Our Website Uses Cookies 

We and the third parties that provide content, functionality, or business services on our website may use cookies to collect information about your browsing activities in order to provide you with more relevant content and promotional materials, on and off the website, and help us understand your interests and improve the website.

For more information, please contact us or consult our Privacy Notice.

Your binder contains too many pages, the maximum is 40.

We are unable to add this page to your binder, please try again later.

This page has been added to your binder.

Covington Lawyers Attend Fred Korematsu Day of Civil Liberties and the Constitution

February 5, 2018

Covington sponsored the 8th annual Fred Korematsu Day of Civil Liberties and the Constitution, which was held at the University of California, Berkeley on January 28, 2018. This year’s topic was “Forced Displacement from Home and Country.” Guest speakers included Karen Korematsu (Fred Korematsu’s daughter and founder of the Fred T. Korematsu Institute), Reyna Grande (award-winning novelist), and Daniel Ellsberg (author and activist). The speeches focused on the importance of educating others about our country’s history, standing up for what is right, and speaking out in the face of injustice. 

Mr. Fred Toyosaburo Korematsu was convicted for remaining in San Leandro, California during World War II, in violation of several military orders excluding U.S. citizens of Japanese ancestry from specified locations along the Western seaboard. In 1944, the Supreme Court of the United States affirmed his conviction. Forty years later, the Honorable Marilyn Hall Patel of the U.S. District Court for the Northern District of California granted his petition for writ of coram nobis and vacated his conviction.

Covington has a proud history in connection with this case. Charles Horsky, a former Covington partner, argued on behalf of Mr. Korematsu in the Supreme Court.

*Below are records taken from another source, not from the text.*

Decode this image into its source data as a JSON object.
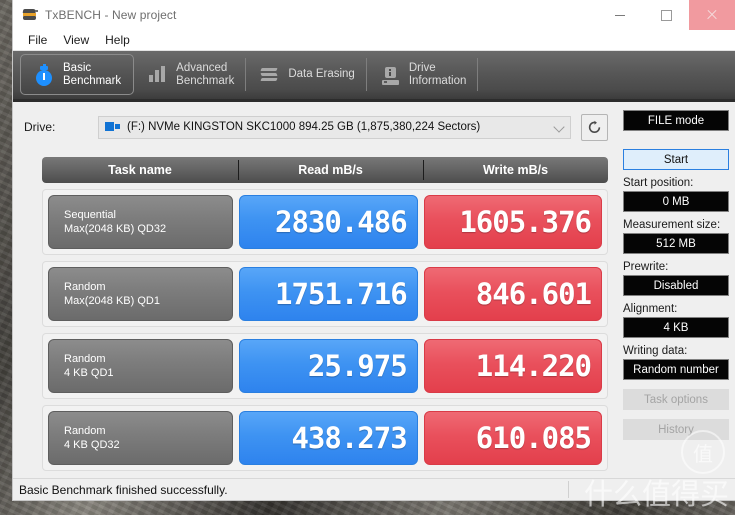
{
  "window": {
    "title": "TxBENCH - New project",
    "app_icon": "txbench-icon",
    "controls": {
      "minimize": "minimize-icon",
      "maximize": "maximize-icon",
      "close": "close-icon"
    }
  },
  "menubar": {
    "items": [
      "File",
      "View",
      "Help"
    ]
  },
  "tabs": [
    {
      "label": "Basic\nBenchmark",
      "icon": "stopwatch-icon",
      "active": true
    },
    {
      "label": "Advanced\nBenchmark",
      "icon": "bar-chart-icon",
      "active": false
    },
    {
      "label": "Data Erasing",
      "icon": "shredder-icon",
      "active": false
    },
    {
      "label": "Drive\nInformation",
      "icon": "drive-info-icon",
      "active": false
    }
  ],
  "drive": {
    "label": "Drive:",
    "selected": "(F:) NVMe KINGSTON SKC1000  894.25 GB (1,875,380,224 Sectors)",
    "refresh_icon": "refresh-icon"
  },
  "results": {
    "headers": [
      "Task name",
      "Read mB/s",
      "Write mB/s"
    ],
    "rows": [
      {
        "name_line1": "Sequential",
        "name_line2": "Max(2048 KB) QD32",
        "read": "2830.486",
        "write": "1605.376"
      },
      {
        "name_line1": "Random",
        "name_line2": "Max(2048 KB) QD1",
        "read": "1751.716",
        "write": "846.601"
      },
      {
        "name_line1": "Random",
        "name_line2": "4 KB QD1",
        "read": "25.975",
        "write": "114.220"
      },
      {
        "name_line1": "Random",
        "name_line2": "4 KB QD32",
        "read": "438.273",
        "write": "610.085"
      }
    ]
  },
  "sidepanel": {
    "mode_button": "FILE mode",
    "start_button": "Start",
    "start_position_label": "Start position:",
    "start_position_value": "0 MB",
    "measurement_size_label": "Measurement size:",
    "measurement_size_value": "512 MB",
    "prewrite_label": "Prewrite:",
    "prewrite_value": "Disabled",
    "alignment_label": "Alignment:",
    "alignment_value": "4 KB",
    "writing_data_label": "Writing data:",
    "writing_data_value": "Random number",
    "task_options_button": "Task options",
    "history_button": "History"
  },
  "statusbar": {
    "message": "Basic Benchmark finished successfully."
  },
  "watermark": {
    "mark": "值",
    "text": "什么值得买"
  },
  "colors": {
    "read_accent": "#3e93f2",
    "write_accent": "#e9505c",
    "close_button": "#f19a9f",
    "start_border": "#2a7fe0"
  }
}
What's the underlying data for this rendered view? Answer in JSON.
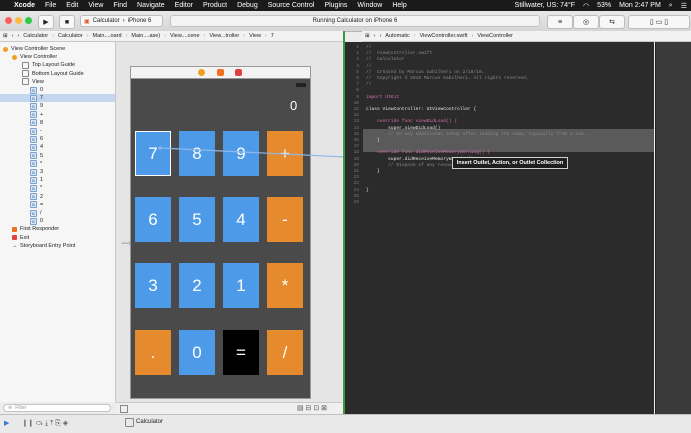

In 2014, Ben Block and Bill Murray filed an amicus brief in a civil rights suit against the New York Police Department on behalf of Karen, and the children of two other Japanese-Americans who challenged the World War II detention orders, urging the court not to make the same mistakes that the Supreme Court had made.

Covington lawyers Diane Ramirez and Eric Hendrickson attended the event. Allison Mitobe served on the organizing committee, and she and Hannah Perez also volunteered at the event.

Korematsu Day

Share this article: